[Available data]
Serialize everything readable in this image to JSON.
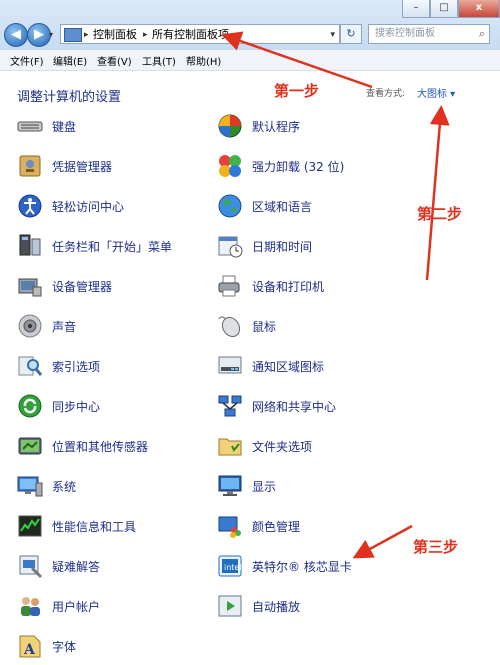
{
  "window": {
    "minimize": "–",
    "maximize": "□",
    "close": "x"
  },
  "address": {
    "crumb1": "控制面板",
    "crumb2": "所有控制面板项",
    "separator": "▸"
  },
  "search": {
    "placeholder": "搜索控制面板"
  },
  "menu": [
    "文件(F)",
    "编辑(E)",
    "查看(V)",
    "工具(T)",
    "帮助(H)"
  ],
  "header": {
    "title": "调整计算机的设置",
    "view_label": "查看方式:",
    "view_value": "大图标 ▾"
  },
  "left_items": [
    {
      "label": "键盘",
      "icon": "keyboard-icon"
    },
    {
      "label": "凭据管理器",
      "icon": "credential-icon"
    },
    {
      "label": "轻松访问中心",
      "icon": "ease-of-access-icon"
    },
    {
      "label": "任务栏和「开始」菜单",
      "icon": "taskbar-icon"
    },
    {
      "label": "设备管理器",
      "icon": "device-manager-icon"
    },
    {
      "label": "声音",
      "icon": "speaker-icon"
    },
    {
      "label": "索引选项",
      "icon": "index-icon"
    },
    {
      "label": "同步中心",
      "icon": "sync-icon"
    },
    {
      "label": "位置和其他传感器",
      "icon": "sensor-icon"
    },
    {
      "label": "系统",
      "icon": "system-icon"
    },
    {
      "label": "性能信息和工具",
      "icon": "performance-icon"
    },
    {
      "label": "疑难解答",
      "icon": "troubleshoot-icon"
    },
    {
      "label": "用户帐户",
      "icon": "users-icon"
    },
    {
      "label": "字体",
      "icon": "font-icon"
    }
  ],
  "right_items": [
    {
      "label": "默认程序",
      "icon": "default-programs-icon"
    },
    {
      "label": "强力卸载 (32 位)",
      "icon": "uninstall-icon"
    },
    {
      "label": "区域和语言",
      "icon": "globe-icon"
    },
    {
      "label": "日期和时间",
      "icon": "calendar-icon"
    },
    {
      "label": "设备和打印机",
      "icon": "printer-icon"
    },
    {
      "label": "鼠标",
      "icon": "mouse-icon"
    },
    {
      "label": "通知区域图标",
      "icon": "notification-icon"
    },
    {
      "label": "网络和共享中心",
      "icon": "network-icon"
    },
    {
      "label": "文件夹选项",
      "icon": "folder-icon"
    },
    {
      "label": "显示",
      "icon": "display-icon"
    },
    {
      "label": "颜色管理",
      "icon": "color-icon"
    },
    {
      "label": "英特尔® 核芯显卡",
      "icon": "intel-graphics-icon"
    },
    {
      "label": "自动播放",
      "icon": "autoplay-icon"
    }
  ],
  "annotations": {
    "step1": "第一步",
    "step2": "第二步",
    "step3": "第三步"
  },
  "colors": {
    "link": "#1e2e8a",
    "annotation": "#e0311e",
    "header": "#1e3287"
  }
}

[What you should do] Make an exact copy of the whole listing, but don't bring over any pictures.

[Response area]
Serialize everything readable in this image to JSON.
{
  "window": {
    "minimize": "–",
    "maximize": "□",
    "close": "x"
  },
  "address": {
    "crumb1": "控制面板",
    "crumb2": "所有控制面板项",
    "separator": "▸"
  },
  "search": {
    "placeholder": "搜索控制面板"
  },
  "menu": [
    "文件(F)",
    "编辑(E)",
    "查看(V)",
    "工具(T)",
    "帮助(H)"
  ],
  "header": {
    "title": "调整计算机的设置",
    "view_label": "查看方式:",
    "view_value": "大图标 ▾"
  },
  "left_items": [
    {
      "label": "键盘",
      "icon": "keyboard-icon"
    },
    {
      "label": "凭据管理器",
      "icon": "credential-icon"
    },
    {
      "label": "轻松访问中心",
      "icon": "ease-of-access-icon"
    },
    {
      "label": "任务栏和「开始」菜单",
      "icon": "taskbar-icon"
    },
    {
      "label": "设备管理器",
      "icon": "device-manager-icon"
    },
    {
      "label": "声音",
      "icon": "speaker-icon"
    },
    {
      "label": "索引选项",
      "icon": "index-icon"
    },
    {
      "label": "同步中心",
      "icon": "sync-icon"
    },
    {
      "label": "位置和其他传感器",
      "icon": "sensor-icon"
    },
    {
      "label": "系统",
      "icon": "system-icon"
    },
    {
      "label": "性能信息和工具",
      "icon": "performance-icon"
    },
    {
      "label": "疑难解答",
      "icon": "troubleshoot-icon"
    },
    {
      "label": "用户帐户",
      "icon": "users-icon"
    },
    {
      "label": "字体",
      "icon": "font-icon"
    }
  ],
  "right_items": [
    {
      "label": "默认程序",
      "icon": "default-programs-icon"
    },
    {
      "label": "强力卸载 (32 位)",
      "icon": "uninstall-icon"
    },
    {
      "label": "区域和语言",
      "icon": "globe-icon"
    },
    {
      "label": "日期和时间",
      "icon": "calendar-icon"
    },
    {
      "label": "设备和打印机",
      "icon": "printer-icon"
    },
    {
      "label": "鼠标",
      "icon": "mouse-icon"
    },
    {
      "label": "通知区域图标",
      "icon": "notification-icon"
    },
    {
      "label": "网络和共享中心",
      "icon": "network-icon"
    },
    {
      "label": "文件夹选项",
      "icon": "folder-icon"
    },
    {
      "label": "显示",
      "icon": "display-icon"
    },
    {
      "label": "颜色管理",
      "icon": "color-icon"
    },
    {
      "label": "英特尔® 核芯显卡",
      "icon": "intel-graphics-icon"
    },
    {
      "label": "自动播放",
      "icon": "autoplay-icon"
    }
  ],
  "annotations": {
    "step1": "第一步",
    "step2": "第二步",
    "step3": "第三步"
  },
  "colors": {
    "link": "#1e2e8a",
    "annotation": "#e0311e",
    "header": "#1e3287"
  }
}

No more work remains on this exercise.